src/lib-storage/mail-namespace.h describes mail namespaces. See Namespaces for more information about what they are actually about.
Hierarchy separators and namespace prefixes
A namespace and mailbox list has 1:1 relationship. A namespace is mainly about dealing with hierarchy separators and namespace prefixes, which mailbox list doesn't know or care much about.
Mailbox lists have their native hierarchy separators. For example with FS layout the separator is '/', because child mailboxes are physically in subdirectories and '/' is the separator for directories. With Maildir++ layout the separator is (currently) hardcoded to '.' in the maildir directory name, so that's its native hierarchy separator.
Dovecot allows separators to be configurable, so namespaces have two separators:
ns->sep is the configured virtual separator, which defaults to same as native separator.
ns->real_sep is the native separator.
Namespaces also have prefixes. The prefixes are visible for users/clients and they appear to be part of the actual mailbox name. One commonly used namespace prefix is "INBOX.", so all mailboxes (other than INBOX itself) appear to be children of the INBOX.
So the same mailbox can be visible in three different forms:
- Virtual name uses the virtual separator and namespace prefix. For example "INBOX/foo/bar".
- Storage name uses the native separator and doesn't have a namespace prefix. For example "foo.bar".
- Physical directory name on disk can be different again. For example with Maildir++ it could be ".../Maildir/.foo.bar" (not the leading dot before "foo").
Users and owners
When accessing other users' shared mailboxes, there's a difference between a namespace's user and owner:
ns->user points to the mail user actually accessing the mailbox (e.g. the IMAP connection's mail user).
ns->owner points to the mail user who shared the mailbox.
The distinction can be important sometimes. For example if user adds or removes messages from the shared mailbox, the owner's quota must be updated instead of the user's.
Functions about finding namespaces:
mail_namespace_find() returns namespace for given virtual name and changes the virtual name -> storage name. It also has a few variations:
mail_namespace_find_visible() skips hidden=yes namespaces.
mail_namespace_find_subscribable() skips subscriptions=no namespaces.
mail_namespace_find_unsubscribable() skips subscriptions=yes namespaces.
mail_namespace_find_inbox() returns the namespace with inbox=yes. (There can be only one.)
mail_namespace_find_prefix() returns namespace that has the given prefix.
mail_namespace_find_prefix_nosep() does the same, but ignores the trailing separator in prefix (e.g. "foo" would find namespace with prefix=foo/).
Functions about translating between virtual and storage names when the namespace is known:
mail_namespace_fix_sep() changes virtual separators -> native separators.
mail_namespace_get_storage_name() changes virtual name -> storage name.
mail_namespace_get_vname() changes storage name -> virtual name.
mail_namespace_update_name() returns FALSE if virtual name doesn't actually match the given namespace.
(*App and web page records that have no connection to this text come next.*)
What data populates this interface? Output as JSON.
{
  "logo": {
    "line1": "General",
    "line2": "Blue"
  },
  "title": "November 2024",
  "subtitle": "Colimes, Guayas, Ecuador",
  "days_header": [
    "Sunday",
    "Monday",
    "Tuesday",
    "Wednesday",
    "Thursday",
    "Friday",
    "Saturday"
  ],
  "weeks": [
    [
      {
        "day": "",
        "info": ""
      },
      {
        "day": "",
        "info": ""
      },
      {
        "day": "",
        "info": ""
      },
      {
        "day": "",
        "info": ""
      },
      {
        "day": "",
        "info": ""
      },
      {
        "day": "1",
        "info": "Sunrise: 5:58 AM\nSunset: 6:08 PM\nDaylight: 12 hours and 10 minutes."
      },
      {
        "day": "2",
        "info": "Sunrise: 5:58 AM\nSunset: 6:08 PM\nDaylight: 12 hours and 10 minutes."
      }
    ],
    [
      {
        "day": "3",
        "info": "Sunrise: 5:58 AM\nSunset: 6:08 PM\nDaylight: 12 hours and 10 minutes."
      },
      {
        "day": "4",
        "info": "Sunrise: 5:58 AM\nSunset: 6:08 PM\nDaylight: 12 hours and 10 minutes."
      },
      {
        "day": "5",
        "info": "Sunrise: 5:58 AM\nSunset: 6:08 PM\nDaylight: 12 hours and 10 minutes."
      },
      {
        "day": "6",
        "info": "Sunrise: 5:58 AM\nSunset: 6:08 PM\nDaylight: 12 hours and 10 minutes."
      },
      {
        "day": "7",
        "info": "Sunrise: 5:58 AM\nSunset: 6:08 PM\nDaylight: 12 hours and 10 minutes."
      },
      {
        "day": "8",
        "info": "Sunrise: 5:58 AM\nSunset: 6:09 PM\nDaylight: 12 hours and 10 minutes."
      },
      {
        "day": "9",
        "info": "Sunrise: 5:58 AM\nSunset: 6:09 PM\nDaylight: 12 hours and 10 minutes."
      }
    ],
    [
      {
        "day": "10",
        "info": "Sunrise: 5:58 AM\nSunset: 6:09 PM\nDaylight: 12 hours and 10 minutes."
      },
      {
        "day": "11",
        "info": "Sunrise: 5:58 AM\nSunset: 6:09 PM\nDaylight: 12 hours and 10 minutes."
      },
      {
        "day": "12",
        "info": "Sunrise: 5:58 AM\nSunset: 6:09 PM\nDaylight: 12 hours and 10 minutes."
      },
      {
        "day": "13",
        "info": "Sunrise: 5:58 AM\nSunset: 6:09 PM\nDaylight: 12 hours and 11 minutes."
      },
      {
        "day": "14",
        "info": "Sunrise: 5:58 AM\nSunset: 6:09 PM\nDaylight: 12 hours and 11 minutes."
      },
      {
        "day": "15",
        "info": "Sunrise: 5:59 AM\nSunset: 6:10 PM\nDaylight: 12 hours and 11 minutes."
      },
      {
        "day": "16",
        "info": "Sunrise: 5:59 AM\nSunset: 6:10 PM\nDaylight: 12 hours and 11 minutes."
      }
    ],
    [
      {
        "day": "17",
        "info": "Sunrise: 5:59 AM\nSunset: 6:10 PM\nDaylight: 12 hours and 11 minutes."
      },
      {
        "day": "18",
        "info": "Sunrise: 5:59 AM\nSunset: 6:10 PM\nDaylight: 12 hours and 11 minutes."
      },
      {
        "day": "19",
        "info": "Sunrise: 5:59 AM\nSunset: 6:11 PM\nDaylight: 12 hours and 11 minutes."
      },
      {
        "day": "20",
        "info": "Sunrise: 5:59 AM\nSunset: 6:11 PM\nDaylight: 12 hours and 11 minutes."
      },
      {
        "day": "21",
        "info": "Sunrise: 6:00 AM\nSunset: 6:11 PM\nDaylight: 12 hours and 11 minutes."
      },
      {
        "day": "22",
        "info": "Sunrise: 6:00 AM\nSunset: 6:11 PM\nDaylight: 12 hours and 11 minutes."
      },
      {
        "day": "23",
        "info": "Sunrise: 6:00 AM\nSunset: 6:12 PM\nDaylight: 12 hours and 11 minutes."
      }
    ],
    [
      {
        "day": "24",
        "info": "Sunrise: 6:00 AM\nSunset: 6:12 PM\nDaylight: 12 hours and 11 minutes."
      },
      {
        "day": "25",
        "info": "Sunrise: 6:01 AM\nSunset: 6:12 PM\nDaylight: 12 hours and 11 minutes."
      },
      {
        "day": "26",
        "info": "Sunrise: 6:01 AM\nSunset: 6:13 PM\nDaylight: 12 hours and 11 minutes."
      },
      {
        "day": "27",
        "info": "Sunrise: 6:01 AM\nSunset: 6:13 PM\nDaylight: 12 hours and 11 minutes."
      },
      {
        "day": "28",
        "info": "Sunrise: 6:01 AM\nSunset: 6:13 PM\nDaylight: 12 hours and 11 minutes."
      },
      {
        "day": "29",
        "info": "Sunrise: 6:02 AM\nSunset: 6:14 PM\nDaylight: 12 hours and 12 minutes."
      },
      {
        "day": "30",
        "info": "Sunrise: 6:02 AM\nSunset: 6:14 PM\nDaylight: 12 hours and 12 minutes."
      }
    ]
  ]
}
Otherwise returns TRUE and changes virtual name -> storage name.
A single namespace can currently point to only a single storage, but there is already some code that attempts to make the transition to multiple storages per namespace easier. In general you shouldn't try to access ns->storage directly. When creating new mailboxes, mail_namespace_get_default_storage() returns the storage that should be used. For other purposes you should find the storage via mailbox list functions.